Stored items
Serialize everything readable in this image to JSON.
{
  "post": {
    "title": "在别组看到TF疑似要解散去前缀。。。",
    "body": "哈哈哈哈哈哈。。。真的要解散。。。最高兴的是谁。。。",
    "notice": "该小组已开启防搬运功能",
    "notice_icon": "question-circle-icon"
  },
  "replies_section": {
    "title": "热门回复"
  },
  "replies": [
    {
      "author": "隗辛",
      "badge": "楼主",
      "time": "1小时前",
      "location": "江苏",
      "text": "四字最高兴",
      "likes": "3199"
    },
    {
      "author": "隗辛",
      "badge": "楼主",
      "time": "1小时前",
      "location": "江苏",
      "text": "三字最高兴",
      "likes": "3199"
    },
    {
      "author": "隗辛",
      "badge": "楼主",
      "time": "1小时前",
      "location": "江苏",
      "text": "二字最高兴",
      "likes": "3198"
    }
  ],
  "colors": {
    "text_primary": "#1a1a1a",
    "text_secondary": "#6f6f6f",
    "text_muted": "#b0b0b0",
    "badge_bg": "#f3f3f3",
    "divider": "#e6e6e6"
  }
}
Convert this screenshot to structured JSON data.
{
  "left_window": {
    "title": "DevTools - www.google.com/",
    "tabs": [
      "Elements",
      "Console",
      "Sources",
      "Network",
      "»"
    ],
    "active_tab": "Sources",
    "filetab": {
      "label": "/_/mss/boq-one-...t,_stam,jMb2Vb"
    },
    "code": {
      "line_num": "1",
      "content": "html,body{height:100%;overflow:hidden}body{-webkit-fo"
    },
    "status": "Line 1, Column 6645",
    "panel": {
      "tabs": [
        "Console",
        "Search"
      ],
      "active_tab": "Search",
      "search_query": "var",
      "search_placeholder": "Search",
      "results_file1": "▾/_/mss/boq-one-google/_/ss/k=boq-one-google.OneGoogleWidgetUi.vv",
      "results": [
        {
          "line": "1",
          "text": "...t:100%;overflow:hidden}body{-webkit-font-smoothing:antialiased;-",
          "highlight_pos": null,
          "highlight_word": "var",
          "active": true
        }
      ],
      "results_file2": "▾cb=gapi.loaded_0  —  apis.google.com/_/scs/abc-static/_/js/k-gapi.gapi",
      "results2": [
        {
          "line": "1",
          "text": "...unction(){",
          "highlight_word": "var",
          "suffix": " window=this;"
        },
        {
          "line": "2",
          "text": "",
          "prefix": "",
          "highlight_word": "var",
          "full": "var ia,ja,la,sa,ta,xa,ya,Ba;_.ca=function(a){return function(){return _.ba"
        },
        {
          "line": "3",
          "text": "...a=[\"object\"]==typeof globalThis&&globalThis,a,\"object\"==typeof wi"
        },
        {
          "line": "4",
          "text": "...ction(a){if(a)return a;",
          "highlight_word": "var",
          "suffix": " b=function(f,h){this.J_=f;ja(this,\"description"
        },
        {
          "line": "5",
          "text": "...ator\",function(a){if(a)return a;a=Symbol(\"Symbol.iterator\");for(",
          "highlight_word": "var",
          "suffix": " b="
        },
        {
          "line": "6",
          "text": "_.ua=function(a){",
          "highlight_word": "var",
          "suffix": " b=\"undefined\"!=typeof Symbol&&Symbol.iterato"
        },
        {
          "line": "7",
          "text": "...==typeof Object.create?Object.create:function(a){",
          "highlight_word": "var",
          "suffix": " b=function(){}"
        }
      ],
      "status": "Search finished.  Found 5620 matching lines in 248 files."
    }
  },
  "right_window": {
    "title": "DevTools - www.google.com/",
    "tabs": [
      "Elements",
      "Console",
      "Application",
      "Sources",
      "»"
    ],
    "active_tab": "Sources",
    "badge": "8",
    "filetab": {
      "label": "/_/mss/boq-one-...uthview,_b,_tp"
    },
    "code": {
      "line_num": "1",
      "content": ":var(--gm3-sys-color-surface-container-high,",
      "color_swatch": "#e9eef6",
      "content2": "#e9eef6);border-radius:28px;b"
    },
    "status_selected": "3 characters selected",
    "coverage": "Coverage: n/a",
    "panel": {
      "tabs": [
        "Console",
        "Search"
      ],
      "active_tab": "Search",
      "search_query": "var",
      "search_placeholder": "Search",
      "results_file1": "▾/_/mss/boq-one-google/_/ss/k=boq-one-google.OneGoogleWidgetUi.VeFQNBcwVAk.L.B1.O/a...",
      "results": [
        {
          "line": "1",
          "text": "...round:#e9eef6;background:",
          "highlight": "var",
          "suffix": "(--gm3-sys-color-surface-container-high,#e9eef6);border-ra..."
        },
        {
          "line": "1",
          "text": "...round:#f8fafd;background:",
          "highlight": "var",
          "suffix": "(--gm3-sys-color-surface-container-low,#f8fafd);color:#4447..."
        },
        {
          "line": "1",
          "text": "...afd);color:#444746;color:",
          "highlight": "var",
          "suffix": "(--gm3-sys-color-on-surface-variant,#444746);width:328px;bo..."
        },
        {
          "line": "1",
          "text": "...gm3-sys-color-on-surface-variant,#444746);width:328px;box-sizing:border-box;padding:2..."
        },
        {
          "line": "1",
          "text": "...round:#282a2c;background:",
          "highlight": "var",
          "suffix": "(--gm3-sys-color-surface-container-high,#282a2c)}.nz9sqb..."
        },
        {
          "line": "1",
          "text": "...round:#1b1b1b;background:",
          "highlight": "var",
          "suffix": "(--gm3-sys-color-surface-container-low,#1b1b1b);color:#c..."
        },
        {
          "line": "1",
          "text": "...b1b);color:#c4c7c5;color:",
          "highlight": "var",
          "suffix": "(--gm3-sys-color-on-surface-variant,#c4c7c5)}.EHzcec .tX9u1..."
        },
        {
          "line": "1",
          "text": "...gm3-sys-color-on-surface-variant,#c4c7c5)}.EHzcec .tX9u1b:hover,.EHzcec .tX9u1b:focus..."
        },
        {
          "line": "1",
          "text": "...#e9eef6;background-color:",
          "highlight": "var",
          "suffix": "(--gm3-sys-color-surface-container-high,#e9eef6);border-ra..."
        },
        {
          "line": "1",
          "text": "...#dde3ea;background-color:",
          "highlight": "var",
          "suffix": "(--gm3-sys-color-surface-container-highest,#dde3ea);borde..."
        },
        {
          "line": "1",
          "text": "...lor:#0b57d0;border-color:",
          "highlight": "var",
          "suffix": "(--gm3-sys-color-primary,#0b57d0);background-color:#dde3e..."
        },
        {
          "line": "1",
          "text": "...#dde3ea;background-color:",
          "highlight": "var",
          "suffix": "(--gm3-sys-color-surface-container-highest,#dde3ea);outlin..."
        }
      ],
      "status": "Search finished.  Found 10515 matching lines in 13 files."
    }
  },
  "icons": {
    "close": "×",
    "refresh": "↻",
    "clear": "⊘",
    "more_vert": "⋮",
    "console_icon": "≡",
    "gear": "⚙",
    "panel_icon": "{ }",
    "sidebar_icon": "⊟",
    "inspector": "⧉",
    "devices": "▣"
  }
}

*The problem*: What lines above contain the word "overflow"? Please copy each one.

*Response to this exercise*:
      "content": "html,body{height:100%;overflow:hidden}body{-webkit-fo"
          "text": "...t:100%;overflow:hidden}body{-webkit-font-smoothing:antialiased;-",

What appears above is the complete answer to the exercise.